The Food and Drug Administration has set a goal of restarting on-site inspection of FDA-regulated facilities the week of July 20.
Domestic inspections depend on situations in any given state and locality, according to a July 10 announcement from FDA Commission Stephen Hahn.
“In order to move to the next phase, we must see downward trends in new cases of COVID-19 and hospitalizations in a given area,” Hahn said in the notice. “Our ability to resume is also affected by other services that have been curtailed by the pandemic, such as public transportation. The availability of these services will be an important factor in how we determine resuming domestic inspections.”
The FDA will alert companies of the inspections to allow them to assure the safety of the FDA inspector, and that the appropriate staff are on site to assist in the process. FDA personnel will be equipped with personal protective equipment, and follow guidance from state, local and Centers for Disease Control and Prevention, according to the notice.
The FDA postponed the inspections starting in March, but have instituted virtual inspections in some cases and continued “mission critical” operations related to foodborne illness outbreaks and food recalls.
“We have had great success by using a number of tools as part of the agency’s risk-based approach to ensuring quality, including remote assessments and import alerts as well as other compliance requirements,” according to the announcement.
The FDA had developed a rating system, the COVID-19 Advisory Rating, to help prioritize domestic inspections using real-time data to assess the number of cases in an area. The “Advisory Level” is based on: Phase of the State, as defined by White House guidelines, and county-level statistics.
The regulatory activities will be classified as:
- Mission-critical only;
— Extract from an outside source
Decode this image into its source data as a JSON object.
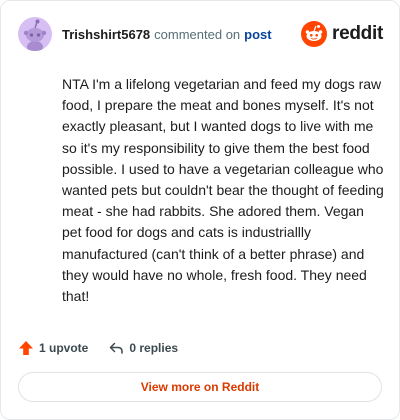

- All inspections with caveats to help protect staff who have self-identified as being in a vulnerable population; and
- Resumption of all regulatory activities.